All lines of the material must be output verbatim.

Extracted entries:

_ _ _ _ _ _ _

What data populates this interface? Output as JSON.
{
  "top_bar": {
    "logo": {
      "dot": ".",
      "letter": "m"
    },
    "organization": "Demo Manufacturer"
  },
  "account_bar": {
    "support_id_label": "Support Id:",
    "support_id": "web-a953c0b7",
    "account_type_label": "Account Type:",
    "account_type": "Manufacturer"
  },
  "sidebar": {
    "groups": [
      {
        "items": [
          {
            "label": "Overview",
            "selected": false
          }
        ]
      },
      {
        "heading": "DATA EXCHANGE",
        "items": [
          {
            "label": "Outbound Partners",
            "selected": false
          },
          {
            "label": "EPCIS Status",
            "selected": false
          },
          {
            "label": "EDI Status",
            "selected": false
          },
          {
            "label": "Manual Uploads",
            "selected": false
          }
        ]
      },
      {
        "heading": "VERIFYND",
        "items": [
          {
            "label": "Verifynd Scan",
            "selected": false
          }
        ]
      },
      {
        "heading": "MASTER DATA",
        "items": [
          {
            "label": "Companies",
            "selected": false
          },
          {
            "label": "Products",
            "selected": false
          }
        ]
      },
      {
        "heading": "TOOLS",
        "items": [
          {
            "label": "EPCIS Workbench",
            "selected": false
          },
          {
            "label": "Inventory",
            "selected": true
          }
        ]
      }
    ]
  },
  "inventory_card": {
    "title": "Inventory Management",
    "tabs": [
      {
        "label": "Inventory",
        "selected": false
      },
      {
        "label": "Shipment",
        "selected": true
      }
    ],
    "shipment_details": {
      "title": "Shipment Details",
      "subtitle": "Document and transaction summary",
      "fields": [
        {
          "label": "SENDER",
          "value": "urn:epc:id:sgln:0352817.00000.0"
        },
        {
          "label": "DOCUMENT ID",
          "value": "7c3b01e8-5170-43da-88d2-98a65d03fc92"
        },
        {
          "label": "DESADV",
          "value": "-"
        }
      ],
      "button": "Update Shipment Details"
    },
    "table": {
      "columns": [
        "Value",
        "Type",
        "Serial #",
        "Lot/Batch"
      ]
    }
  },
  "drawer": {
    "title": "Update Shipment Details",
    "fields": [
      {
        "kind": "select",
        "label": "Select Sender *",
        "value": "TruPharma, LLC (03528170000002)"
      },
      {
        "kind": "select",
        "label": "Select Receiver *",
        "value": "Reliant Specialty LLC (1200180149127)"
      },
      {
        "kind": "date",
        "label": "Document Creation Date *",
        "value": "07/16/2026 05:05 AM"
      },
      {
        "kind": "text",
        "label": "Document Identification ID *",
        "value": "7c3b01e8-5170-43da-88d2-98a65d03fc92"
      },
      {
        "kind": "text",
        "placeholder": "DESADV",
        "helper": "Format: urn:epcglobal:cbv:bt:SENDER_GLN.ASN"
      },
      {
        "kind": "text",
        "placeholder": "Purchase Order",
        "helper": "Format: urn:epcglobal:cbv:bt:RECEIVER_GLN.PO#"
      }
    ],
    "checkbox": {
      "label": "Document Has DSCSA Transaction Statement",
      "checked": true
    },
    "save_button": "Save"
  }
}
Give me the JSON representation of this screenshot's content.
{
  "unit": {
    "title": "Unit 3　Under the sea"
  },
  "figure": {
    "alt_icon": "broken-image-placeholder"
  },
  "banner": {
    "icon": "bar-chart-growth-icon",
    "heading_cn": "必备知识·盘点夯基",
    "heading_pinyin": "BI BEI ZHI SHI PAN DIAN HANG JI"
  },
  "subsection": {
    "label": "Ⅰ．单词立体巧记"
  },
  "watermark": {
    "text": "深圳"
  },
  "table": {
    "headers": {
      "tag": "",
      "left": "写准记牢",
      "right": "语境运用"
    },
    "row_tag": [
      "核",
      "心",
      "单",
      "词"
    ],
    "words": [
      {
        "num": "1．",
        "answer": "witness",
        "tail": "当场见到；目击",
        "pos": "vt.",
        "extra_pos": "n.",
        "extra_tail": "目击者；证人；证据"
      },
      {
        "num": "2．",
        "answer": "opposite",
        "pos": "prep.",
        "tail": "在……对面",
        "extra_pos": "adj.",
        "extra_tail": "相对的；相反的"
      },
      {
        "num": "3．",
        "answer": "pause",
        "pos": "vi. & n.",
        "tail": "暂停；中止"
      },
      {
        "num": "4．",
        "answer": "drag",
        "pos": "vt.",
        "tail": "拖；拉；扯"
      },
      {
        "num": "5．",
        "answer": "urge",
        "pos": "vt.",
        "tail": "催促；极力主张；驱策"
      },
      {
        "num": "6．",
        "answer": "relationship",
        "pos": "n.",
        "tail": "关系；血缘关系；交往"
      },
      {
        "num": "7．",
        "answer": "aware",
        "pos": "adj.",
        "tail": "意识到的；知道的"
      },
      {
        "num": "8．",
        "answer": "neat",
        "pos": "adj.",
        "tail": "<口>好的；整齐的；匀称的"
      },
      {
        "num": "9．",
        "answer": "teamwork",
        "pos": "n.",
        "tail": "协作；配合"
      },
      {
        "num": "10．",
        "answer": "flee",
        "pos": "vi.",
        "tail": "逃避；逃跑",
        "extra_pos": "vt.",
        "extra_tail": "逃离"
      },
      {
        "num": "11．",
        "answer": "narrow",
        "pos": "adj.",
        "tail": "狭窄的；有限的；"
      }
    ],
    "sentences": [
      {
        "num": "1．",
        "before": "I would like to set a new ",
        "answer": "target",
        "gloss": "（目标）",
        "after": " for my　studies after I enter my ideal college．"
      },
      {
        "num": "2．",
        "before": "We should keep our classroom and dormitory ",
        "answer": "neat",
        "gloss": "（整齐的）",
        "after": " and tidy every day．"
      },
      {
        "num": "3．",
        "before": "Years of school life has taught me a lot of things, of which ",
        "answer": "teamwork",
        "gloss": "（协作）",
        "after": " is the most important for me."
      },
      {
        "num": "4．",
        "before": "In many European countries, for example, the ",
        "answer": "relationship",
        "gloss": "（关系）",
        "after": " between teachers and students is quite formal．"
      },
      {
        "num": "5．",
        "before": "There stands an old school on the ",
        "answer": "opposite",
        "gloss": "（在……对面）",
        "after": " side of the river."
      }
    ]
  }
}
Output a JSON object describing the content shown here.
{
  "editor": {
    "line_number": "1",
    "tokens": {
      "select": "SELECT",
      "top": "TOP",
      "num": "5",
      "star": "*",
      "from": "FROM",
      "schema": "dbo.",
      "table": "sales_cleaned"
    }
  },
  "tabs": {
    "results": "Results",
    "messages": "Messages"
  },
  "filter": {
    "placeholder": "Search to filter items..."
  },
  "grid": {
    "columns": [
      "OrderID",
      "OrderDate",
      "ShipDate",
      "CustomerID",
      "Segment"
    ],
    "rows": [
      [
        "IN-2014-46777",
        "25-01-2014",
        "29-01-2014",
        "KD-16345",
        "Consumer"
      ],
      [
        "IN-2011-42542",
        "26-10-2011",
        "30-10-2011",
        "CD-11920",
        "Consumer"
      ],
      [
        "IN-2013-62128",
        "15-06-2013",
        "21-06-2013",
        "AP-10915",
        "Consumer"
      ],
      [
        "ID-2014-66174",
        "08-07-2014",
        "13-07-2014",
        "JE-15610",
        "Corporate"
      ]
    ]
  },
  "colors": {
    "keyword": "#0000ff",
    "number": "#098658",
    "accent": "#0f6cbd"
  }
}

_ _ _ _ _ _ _

Answer space:
What data populates this interface? Output as JSON.
{
  "top_bar": {
    "logo": {
      "dot": ".",
      "letter": "m"
    },
    "organization": "Demo Manufacturer"
  },
  "account_bar": {
    "support_id_label": "Support Id:",
    "support_id": "web-a953c0b7",
    "account_type_label": "Account Type:",
    "account_type": "Manufacturer"
  },
  "sidebar": {
    "groups": [
      {
        "items": [
          {
            "label": "Overview",
            "selected": false
          }
        ]
      },
      {
        "heading": "DATA EXCHANGE",
        "items": [
          {
            "label": "Outbound Partners",
            "selected": false
          },
          {
            "label": "EPCIS Status",
            "selected": false
          },
          {
            "label": "EDI Status",
            "selected": false
          },
          {
            "label": "Manual Uploads",
            "selected": false
          }
        ]
      },
      {
        "heading": "VERIFYND",
        "items": [
          {
            "label": "Verifynd Scan",
            "selected": false
          }
        ]
      },
      {
        "heading": "MASTER DATA",
        "items": [
          {
            "label": "Companies",
            "selected": false
          },
          {
            "label": "Products",
            "selected": false
          }
        ]
      },
      {
        "heading": "TOOLS",
        "items": [
          {
            "label": "EPCIS Workbench",
            "selected": false
          },
          {
            "label": "Inventory",
            "selected": true
          }
        ]
      }
    ]
  },
  "inventory_card": {
    "title": "Inventory Management",
    "tabs": [
      {
        "label": "Inventory",
        "selected": false
      },
      {
        "label": "Shipment",
        "selected": true
      }
    ],
    "shipment_details": {
      "title": "Shipment Details",
      "subtitle": "Document and transaction summary",
      "fields": [
        {
          "label": "SENDER",
          "value": "urn:epc:id:sgln:0352817.00000.0"
        },
        {
          "label": "DOCUMENT ID",
          "value": "7c3b01e8-5170-43da-88d2-98a65d03fc92"
        },
        {
          "label": "DESADV",
          "value": "-"
        }
      ],
      "button": "Update Shipment Details"
    },
    "table": {
      "columns": [
        "Value",
        "Type",
        "Serial #",
        "Lot/Batch"
      ]
    }
  },
  "drawer": {
    "title": "Update Shipment Details",
    "fields": [
      {
        "kind": "select",
        "label": "Select Sender *",
        "value": "TruPharma, LLC (03528170000002)"
      },
      {
        "kind": "select",
        "label": "Select Receiver *",
        "value": "Reliant Specialty LLC (1200180149127)"
      },
      {
        "kind": "date",
        "label": "Document Creation Date *",
        "value": "07/16/2026 05:05 AM"
      },
      {
        "kind": "text",
        "label": "Document Identification ID *",
        "value": "7c3b01e8-5170-43da-88d2-98a65d03fc92"
      },
      {
        "kind": "text",
        "placeholder": "DESADV",
        "helper": "Format: urn:epcglobal:cbv:bt:SENDER_GLN.ASN"
      },
      {
        "kind": "text",
        "placeholder": "Purchase Order",
        "helper": "Format: urn:epcglobal:cbv:bt:RECEIVER_GLN.PO#"
      }
    ],
    "checkbox": {
      "label": "Document Has DSCSA Transaction Statement",
      "checked": true
    },
    "save_button": "Save"
  }
}
Give me the JSON representation of this screenshot's content.
{
  "unit": {
    "title": "Unit 3　Under the sea"
  },
  "figure": {
    "alt_icon": "broken-image-placeholder"
  },
  "banner": {
    "icon": "bar-chart-growth-icon",
    "heading_cn": "必备知识·盘点夯基",
    "heading_pinyin": "BI BEI ZHI SHI PAN DIAN HANG JI"
  },
  "subsection": {
    "label": "Ⅰ．单词立体巧记"
  },
  "watermark": {
    "text": "深圳"
  },
  "table": {
    "headers": {
      "tag": "",
      "left": "写准记牢",
      "right": "语境运用"
    },
    "row_tag": [
      "核",
      "心",
      "单",
      "词"
    ],
    "words": [
      {
        "num": "1．",
        "answer": "witness",
        "tail": "当场见到；目击",
        "pos": "vt.",
        "extra_pos": "n.",
        "extra_tail": "目击者；证人；证据"
      },
      {
        "num": "2．",
        "answer": "opposite",
        "pos": "prep.",
        "tail": "在……对面",
        "extra_pos": "adj.",
        "extra_tail": "相对的；相反的"
      },
      {
        "num": "3．",
        "answer": "pause",
        "pos": "vi. & n.",
        "tail": "暂停；中止"
      },
      {
        "num": "4．",
        "answer": "drag",
        "pos": "vt.",
        "tail": "拖；拉；扯"
      },
      {
        "num": "5．",
        "answer": "urge",
        "pos": "vt.",
        "tail": "催促；极力主张；驱策"
      },
      {
        "num": "6．",
        "answer": "relationship",
        "pos": "n.",
        "tail": "关系；血缘关系；交往"
      },
      {
        "num": "7．",
        "answer": "aware",
        "pos": "adj.",
        "tail": "意识到的；知道的"
      },
      {
        "num": "8．",
        "answer": "neat",
        "pos": "adj.",
        "tail": "<口>好的；整齐的；匀称的"
      },
      {
        "num": "9．",
        "answer": "teamwork",
        "pos": "n.",
        "tail": "协作；配合"
      },
      {
        "num": "10．",
        "answer": "flee",
        "pos": "vi.",
        "tail": "逃避；逃跑",
        "extra_pos": "vt.",
        "extra_tail": "逃离"
      },
      {
        "num": "11．",
        "answer": "narrow",
        "pos": "adj.",
        "tail": "狭窄的；有限的；"
      }
    ],
    "sentences": [
      {
        "num": "1．",
        "before": "I would like to set a new ",
        "answer": "target",
        "gloss": "（目标）",
        "after": " for my　studies after I enter my ideal college．"
      },
      {
        "num": "2．",
        "before": "We should keep our classroom and dormitory ",
        "answer": "neat",
        "gloss": "（整齐的）",
        "after": " and tidy every day．"
      },
      {
        "num": "3．",
        "before": "Years of school life has taught me a lot of things, of which ",
        "answer": "teamwork",
        "gloss": "（协作）",
        "after": " is the most important for me."
      },
      {
        "num": "4．",
        "before": "In many European countries, for example, the ",
        "answer": "relationship",
        "gloss": "（关系）",
        "after": " between teachers and students is quite formal．"
      },
      {
        "num": "5．",
        "before": "There stands an old school on the ",
        "answer": "opposite",
        "gloss": "（在……对面）",
        "after": " side of the river."
      }
    ]
  }
}
Output a JSON object describing the content shown here.
{
  "editor": {
    "line_number": "1",
    "tokens": {
      "select": "SELECT",
      "top": "TOP",
      "num": "5",
      "star": "*",
      "from": "FROM",
      "schema": "dbo.",
      "table": "sales_cleaned"
    }
  },
  "tabs": {
    "results": "Results",
    "messages": "Messages"
  },
  "filter": {
    "placeholder": "Search to filter items..."
  },
  "grid": {
    "columns": [
      "OrderID",
      "OrderDate",
      "ShipDate",
      "CustomerID",
      "Segment"
    ],
    "rows": [
      [
        "IN-2014-46777",
        "25-01-2014",
        "29-01-2014",
        "KD-16345",
        "Consumer"
      ],
      [
        "IN-2011-42542",
        "26-10-2011",
        "30-10-2011",
        "CD-11920",
        "Consumer"
      ],
      [
        "IN-2013-62128",
        "15-06-2013",
        "21-06-2013",
        "AP-10915",
        "Consumer"
      ],
      [
        "ID-2014-66174",
        "08-07-2014",
        "13-07-2014",
        "JE-15610",
        "Corporate"
      ]
    ]
  },
  "colors": {
    "keyword": "#0000ff",
    "number": "#098658",
    "accent": "#0f6cbd"
  }
}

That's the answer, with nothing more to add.